Purpose The aim of this study was to investigate the effects of fluid replacement by water or sports drinks on serum heat shock protein 70 (HSP70) levels and DNA damage during exercise at a high ambient temperature. Methods Ten male college athletes with an athletic career ranging from 6 to 11 years were recruited from Yonsei University. The subjects ran on a treadmill at 75% of heart rate reserve during 4 different trials: thermoneutral temperature at 18°C (T), high ambient temperature at 32°C without fluid replacement (H), high ambient temperature at 32°C with water replacement (HW), and high ambient temperature at 32°C with sports drink replacement (HS). During each condition, blood samples were collected at the pre-exercise baseline (PEB), immediately after exercise (IAE), and 60 min post-exercise.

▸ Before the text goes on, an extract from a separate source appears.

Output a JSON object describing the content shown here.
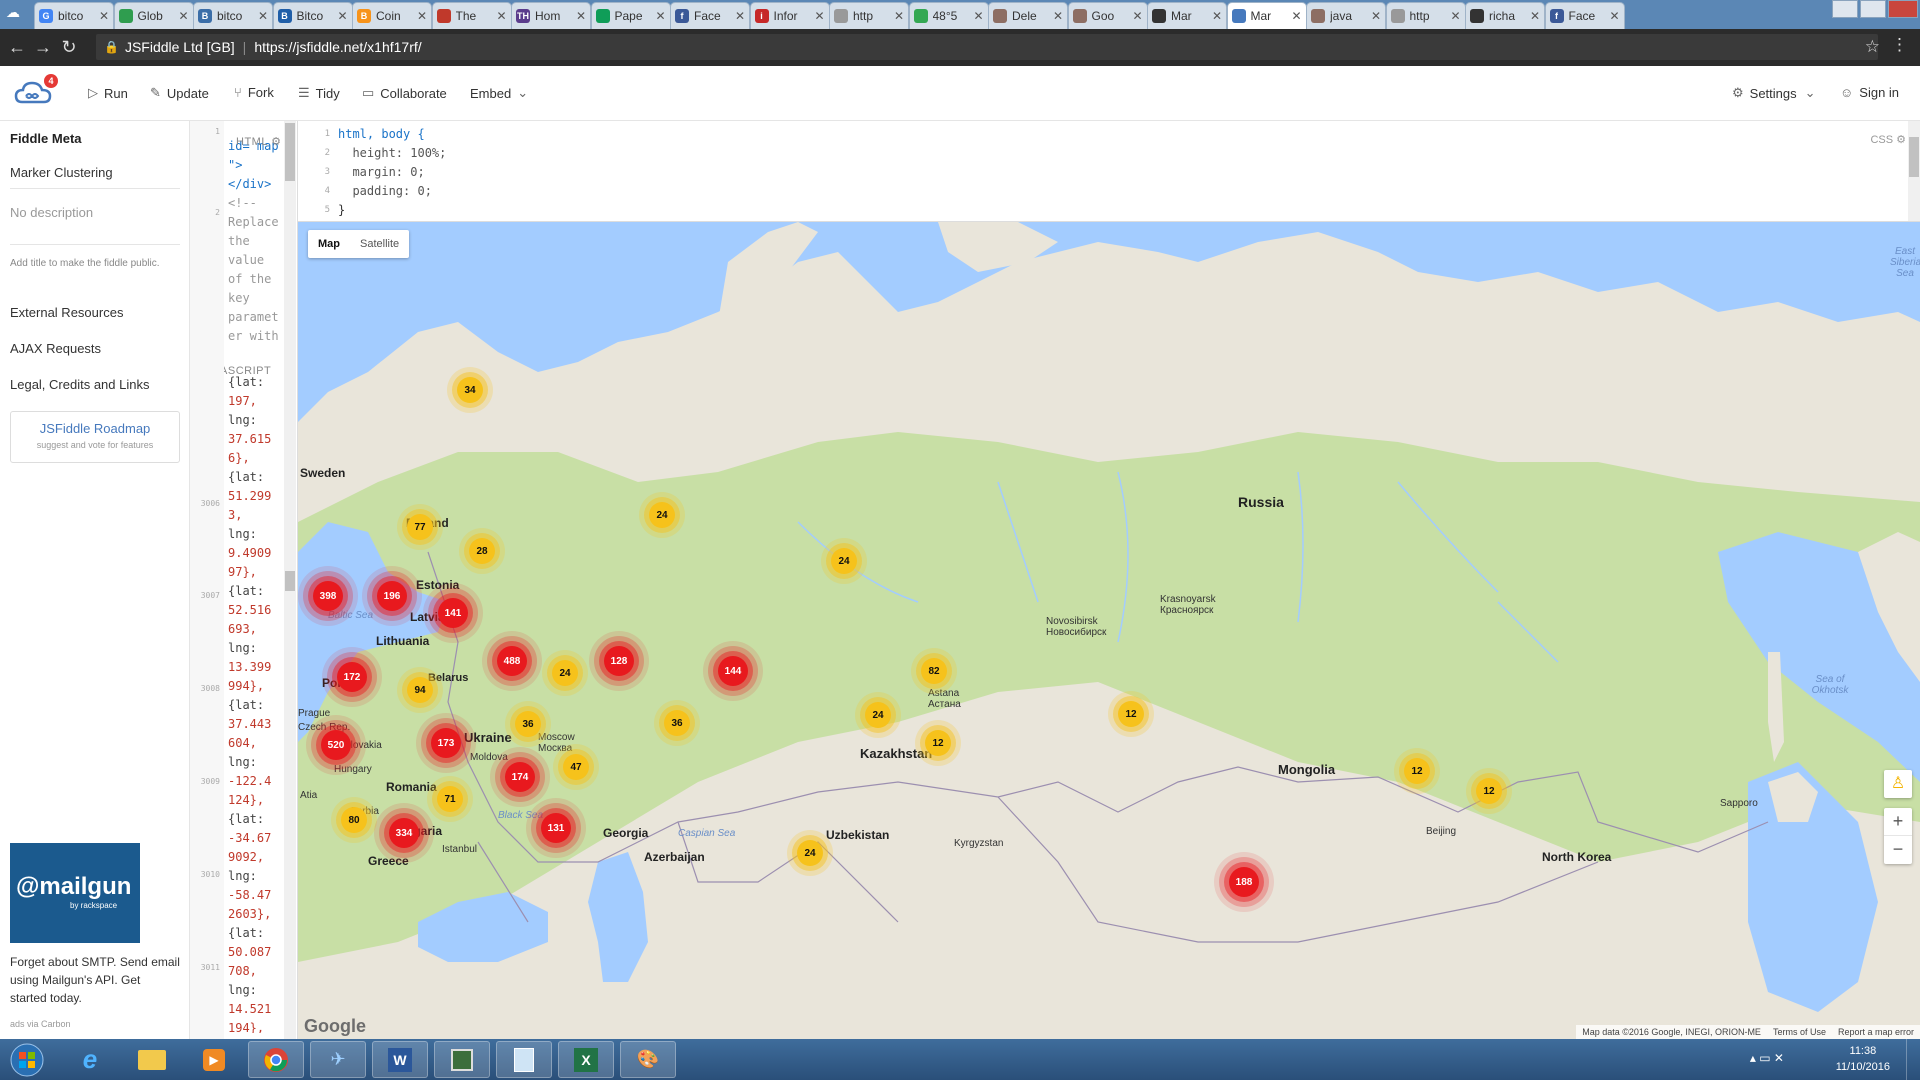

Results Skin temperature significantly increased during exercise and was significantly higher in H compared to T and HS at IAE. Meanwhile, serum HSP70 was significantly increased in all conditions at IAE compared to PEB and was higher in H compared to T at the former time point. Significantly increased lymphocyte DNA damage (DNA in the tail, tail length, tail moment) was observed in all trials at IAE compared to PEB, and attenuated DNA damage (tail moment) was observed in HS compared to H at IAE. Conclusion Acute exercise elevates serum HSP70 and induces lymphocyte DNA damage. Fluid replacement by sports drink during exercise at high ambient temperature can attenuate HSP response and DNA damage by preventing dehydration and reducing thermal stress.
Bibliographical noteFunding Information:
This work was supported by the Dong-A University research fund. This article is a partly condensed form of the first author's doctoral thesis (Dr. Hee-Tae Roh) from Yonsei University.
All Science Journal Classification (ASJC) codes
- Orthopedics and Sports Medicine
- Physical Therapy, Sports Therapy and Rehabilitation